• _WHAT IS NEEDED_: Exactly as written, give back every record below.
+++
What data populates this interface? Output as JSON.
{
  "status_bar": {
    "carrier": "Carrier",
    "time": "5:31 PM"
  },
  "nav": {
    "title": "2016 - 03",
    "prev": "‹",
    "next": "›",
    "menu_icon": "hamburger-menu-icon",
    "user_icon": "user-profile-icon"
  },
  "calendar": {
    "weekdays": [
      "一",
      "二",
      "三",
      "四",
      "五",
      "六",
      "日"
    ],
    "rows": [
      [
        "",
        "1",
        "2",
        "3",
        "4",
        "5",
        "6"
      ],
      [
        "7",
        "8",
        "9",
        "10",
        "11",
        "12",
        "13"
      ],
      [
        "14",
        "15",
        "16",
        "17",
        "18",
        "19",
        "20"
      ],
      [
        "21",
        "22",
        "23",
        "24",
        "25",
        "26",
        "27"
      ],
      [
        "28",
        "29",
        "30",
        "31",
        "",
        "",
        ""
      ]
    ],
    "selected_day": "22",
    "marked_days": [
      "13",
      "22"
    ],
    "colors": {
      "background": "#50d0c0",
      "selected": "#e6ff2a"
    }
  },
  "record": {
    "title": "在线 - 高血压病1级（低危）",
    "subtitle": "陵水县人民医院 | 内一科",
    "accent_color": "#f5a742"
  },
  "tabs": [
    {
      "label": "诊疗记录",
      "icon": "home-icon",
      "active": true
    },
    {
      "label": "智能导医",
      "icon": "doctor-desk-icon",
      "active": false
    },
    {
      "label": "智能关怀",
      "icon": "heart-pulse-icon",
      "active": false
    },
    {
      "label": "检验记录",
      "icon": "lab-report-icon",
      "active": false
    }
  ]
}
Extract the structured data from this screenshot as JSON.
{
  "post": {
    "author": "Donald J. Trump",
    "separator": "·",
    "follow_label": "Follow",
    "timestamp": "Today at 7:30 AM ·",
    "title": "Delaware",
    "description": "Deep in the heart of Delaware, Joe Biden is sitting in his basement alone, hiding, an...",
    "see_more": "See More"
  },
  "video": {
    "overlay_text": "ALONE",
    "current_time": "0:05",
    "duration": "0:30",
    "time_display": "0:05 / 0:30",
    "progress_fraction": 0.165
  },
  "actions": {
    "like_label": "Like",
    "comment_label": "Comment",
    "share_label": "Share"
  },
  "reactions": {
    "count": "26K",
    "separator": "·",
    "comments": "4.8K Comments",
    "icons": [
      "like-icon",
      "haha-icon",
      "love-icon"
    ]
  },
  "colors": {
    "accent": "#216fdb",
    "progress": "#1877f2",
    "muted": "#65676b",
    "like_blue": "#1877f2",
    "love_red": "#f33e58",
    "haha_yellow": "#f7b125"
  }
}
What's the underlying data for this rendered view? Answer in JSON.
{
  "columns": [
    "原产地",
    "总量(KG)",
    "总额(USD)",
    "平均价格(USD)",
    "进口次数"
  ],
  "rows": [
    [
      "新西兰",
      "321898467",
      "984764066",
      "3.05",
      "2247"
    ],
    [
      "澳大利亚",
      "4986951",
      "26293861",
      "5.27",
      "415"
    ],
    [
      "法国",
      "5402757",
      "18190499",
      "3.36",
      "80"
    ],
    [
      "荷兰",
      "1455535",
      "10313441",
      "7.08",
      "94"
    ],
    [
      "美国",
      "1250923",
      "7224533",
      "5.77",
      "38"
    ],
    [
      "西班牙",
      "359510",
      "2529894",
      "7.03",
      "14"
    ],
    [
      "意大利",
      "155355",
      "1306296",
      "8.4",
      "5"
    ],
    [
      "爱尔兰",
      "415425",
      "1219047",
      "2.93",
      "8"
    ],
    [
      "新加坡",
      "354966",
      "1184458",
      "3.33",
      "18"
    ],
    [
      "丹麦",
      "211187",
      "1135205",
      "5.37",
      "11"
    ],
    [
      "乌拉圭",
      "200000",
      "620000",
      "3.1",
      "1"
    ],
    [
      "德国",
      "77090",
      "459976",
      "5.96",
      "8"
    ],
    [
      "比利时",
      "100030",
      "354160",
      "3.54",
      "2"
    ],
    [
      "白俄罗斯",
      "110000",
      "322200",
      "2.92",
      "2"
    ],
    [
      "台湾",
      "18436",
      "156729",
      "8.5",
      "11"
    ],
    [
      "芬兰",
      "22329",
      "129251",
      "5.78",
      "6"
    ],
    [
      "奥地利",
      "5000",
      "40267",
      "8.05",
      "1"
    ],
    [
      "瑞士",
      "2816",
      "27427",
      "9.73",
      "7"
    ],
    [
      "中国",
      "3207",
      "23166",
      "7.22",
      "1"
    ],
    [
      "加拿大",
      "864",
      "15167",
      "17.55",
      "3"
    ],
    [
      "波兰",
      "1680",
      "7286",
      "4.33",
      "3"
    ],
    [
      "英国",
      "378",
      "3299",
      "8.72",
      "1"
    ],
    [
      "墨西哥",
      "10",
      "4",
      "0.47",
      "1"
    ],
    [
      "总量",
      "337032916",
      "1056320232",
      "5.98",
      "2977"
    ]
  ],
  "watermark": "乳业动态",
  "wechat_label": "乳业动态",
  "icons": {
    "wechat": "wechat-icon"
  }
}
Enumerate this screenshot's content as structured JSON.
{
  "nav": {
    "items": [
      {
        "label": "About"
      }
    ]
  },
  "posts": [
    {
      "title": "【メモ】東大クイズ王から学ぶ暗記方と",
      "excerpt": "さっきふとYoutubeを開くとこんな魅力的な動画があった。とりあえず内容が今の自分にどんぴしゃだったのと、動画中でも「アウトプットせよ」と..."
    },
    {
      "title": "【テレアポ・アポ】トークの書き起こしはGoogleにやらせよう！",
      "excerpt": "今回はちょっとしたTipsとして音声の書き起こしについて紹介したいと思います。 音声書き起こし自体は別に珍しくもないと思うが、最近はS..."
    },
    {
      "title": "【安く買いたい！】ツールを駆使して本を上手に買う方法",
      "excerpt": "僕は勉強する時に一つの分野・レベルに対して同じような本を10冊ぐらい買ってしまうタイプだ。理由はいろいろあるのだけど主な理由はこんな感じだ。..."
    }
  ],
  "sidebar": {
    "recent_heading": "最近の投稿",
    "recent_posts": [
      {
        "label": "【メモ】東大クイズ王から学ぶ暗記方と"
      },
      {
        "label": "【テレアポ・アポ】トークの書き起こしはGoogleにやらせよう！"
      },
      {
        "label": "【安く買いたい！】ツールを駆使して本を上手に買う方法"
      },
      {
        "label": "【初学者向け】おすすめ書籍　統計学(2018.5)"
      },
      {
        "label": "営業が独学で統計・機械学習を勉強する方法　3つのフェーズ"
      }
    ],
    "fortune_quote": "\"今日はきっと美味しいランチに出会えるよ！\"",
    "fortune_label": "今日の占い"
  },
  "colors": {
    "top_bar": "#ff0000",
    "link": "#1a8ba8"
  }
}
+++
• _SOLUTION TO THIS TASK_:
What data populates this interface? Output as JSON.
{
  "status_bar": {
    "carrier": "Carrier",
    "time": "5:31 PM"
  },
  "nav": {
    "title": "2016 - 03",
    "prev": "‹",
    "next": "›",
    "menu_icon": "hamburger-menu-icon",
    "user_icon": "user-profile-icon"
  },
  "calendar": {
    "weekdays": [
      "一",
      "二",
      "三",
      "四",
      "五",
      "六",
      "日"
    ],
    "rows": [
      [
        "",
        "1",
        "2",
        "3",
        "4",
        "5",
        "6"
      ],
      [
        "7",
        "8",
        "9",
        "10",
        "11",
        "12",
        "13"
      ],
      [
        "14",
        "15",
        "16",
        "17",
        "18",
        "19",
        "20"
      ],
      [
        "21",
        "22",
        "23",
        "24",
        "25",
        "26",
        "27"
      ],
      [
        "28",
        "29",
        "30",
        "31",
        "",
        "",
        ""
      ]
    ],
    "selected_day": "22",
    "marked_days": [
      "13",
      "22"
    ],
    "colors": {
      "background": "#50d0c0",
      "selected": "#e6ff2a"
    }
  },
  "record": {
    "title": "在线 - 高血压病1级（低危）",
    "subtitle": "陵水县人民医院 | 内一科",
    "accent_color": "#f5a742"
  },
  "tabs": [
    {
      "label": "诊疗记录",
      "icon": "home-icon",
      "active": true
    },
    {
      "label": "智能导医",
      "icon": "doctor-desk-icon",
      "active": false
    },
    {
      "label": "智能关怀",
      "icon": "heart-pulse-icon",
      "active": false
    },
    {
      "label": "检验记录",
      "icon": "lab-report-icon",
      "active": false
    }
  ]
}
Extract the structured data from this screenshot as JSON.
{
  "post": {
    "author": "Donald J. Trump",
    "separator": "·",
    "follow_label": "Follow",
    "timestamp": "Today at 7:30 AM ·",
    "title": "Delaware",
    "description": "Deep in the heart of Delaware, Joe Biden is sitting in his basement alone, hiding, an...",
    "see_more": "See More"
  },
  "video": {
    "overlay_text": "ALONE",
    "current_time": "0:05",
    "duration": "0:30",
    "time_display": "0:05 / 0:30",
    "progress_fraction": 0.165
  },
  "actions": {
    "like_label": "Like",
    "comment_label": "Comment",
    "share_label": "Share"
  },
  "reactions": {
    "count": "26K",
    "separator": "·",
    "comments": "4.8K Comments",
    "icons": [
      "like-icon",
      "haha-icon",
      "love-icon"
    ]
  },
  "colors": {
    "accent": "#216fdb",
    "progress": "#1877f2",
    "muted": "#65676b",
    "like_blue": "#1877f2",
    "love_red": "#f33e58",
    "haha_yellow": "#f7b125"
  }
}
What's the underlying data for this rendered view? Answer in JSON.
{
  "columns": [
    "原产地",
    "总量(KG)",
    "总额(USD)",
    "平均价格(USD)",
    "进口次数"
  ],
  "rows": [
    [
      "新西兰",
      "321898467",
      "984764066",
      "3.05",
      "2247"
    ],
    [
      "澳大利亚",
      "4986951",
      "26293861",
      "5.27",
      "415"
    ],
    [
      "法国",
      "5402757",
      "18190499",
      "3.36",
      "80"
    ],
    [
      "荷兰",
      "1455535",
      "10313441",
      "7.08",
      "94"
    ],
    [
      "美国",
      "1250923",
      "7224533",
      "5.77",
      "38"
    ],
    [
      "西班牙",
      "359510",
      "2529894",
      "7.03",
      "14"
    ],
    [
      "意大利",
      "155355",
      "1306296",
      "8.4",
      "5"
    ],
    [
      "爱尔兰",
      "415425",
      "1219047",
      "2.93",
      "8"
    ],
    [
      "新加坡",
      "354966",
      "1184458",
      "3.33",
      "18"
    ],
    [
      "丹麦",
      "211187",
      "1135205",
      "5.37",
      "11"
    ],
    [
      "乌拉圭",
      "200000",
      "620000",
      "3.1",
      "1"
    ],
    [
      "德国",
      "77090",
      "459976",
      "5.96",
      "8"
    ],
    [
      "比利时",
      "100030",
      "354160",
      "3.54",
      "2"
    ],
    [
      "白俄罗斯",
      "110000",
      "322200",
      "2.92",
      "2"
    ],
    [
      "台湾",
      "18436",
      "156729",
      "8.5",
      "11"
    ],
    [
      "芬兰",
      "22329",
      "129251",
      "5.78",
      "6"
    ],
    [
      "奥地利",
      "5000",
      "40267",
      "8.05",
      "1"
    ],
    [
      "瑞士",
      "2816",
      "27427",
      "9.73",
      "7"
    ],
    [
      "中国",
      "3207",
      "23166",
      "7.22",
      "1"
    ],
    [
      "加拿大",
      "864",
      "15167",
      "17.55",
      "3"
    ],
    [
      "波兰",
      "1680",
      "7286",
      "4.33",
      "3"
    ],
    [
      "英国",
      "378",
      "3299",
      "8.72",
      "1"
    ],
    [
      "墨西哥",
      "10",
      "4",
      "0.47",
      "1"
    ],
    [
      "总量",
      "337032916",
      "1056320232",
      "5.98",
      "2977"
    ]
  ],
  "watermark": "乳业动态",
  "wechat_label": "乳业动态",
  "icons": {
    "wechat": "wechat-icon"
  }
}
Enumerate this screenshot's content as structured JSON.
{
  "nav": {
    "items": [
      {
        "label": "About"
      }
    ]
  },
  "posts": [
    {
      "title": "【メモ】東大クイズ王から学ぶ暗記方と",
      "excerpt": "さっきふとYoutubeを開くとこんな魅力的な動画があった。とりあえず内容が今の自分にどんぴしゃだったのと、動画中でも「アウトプットせよ」と..."
    },
    {
      "title": "【テレアポ・アポ】トークの書き起こしはGoogleにやらせよう！",
      "excerpt": "今回はちょっとしたTipsとして音声の書き起こしについて紹介したいと思います。 音声書き起こし自体は別に珍しくもないと思うが、最近はS..."
    },
    {
      "title": "【安く買いたい！】ツールを駆使して本を上手に買う方法",
      "excerpt": "僕は勉強する時に一つの分野・レベルに対して同じような本を10冊ぐらい買ってしまうタイプだ。理由はいろいろあるのだけど主な理由はこんな感じだ。..."
    }
  ],
  "sidebar": {
    "recent_heading": "最近の投稿",
    "recent_posts": [
      {
        "label": "【メモ】東大クイズ王から学ぶ暗記方と"
      },
      {
        "label": "【テレアポ・アポ】トークの書き起こしはGoogleにやらせよう！"
      },
      {
        "label": "【安く買いたい！】ツールを駆使して本を上手に買う方法"
      },
      {
        "label": "【初学者向け】おすすめ書籍　統計学(2018.5)"
      },
      {
        "label": "営業が独学で統計・機械学習を勉強する方法　3つのフェーズ"
      }
    ],
    "fortune_quote": "\"今日はきっと美味しいランチに出会えるよ！\"",
    "fortune_label": "今日の占い"
  },
  "colors": {
    "top_bar": "#ff0000",
    "link": "#1a8ba8"
  }
}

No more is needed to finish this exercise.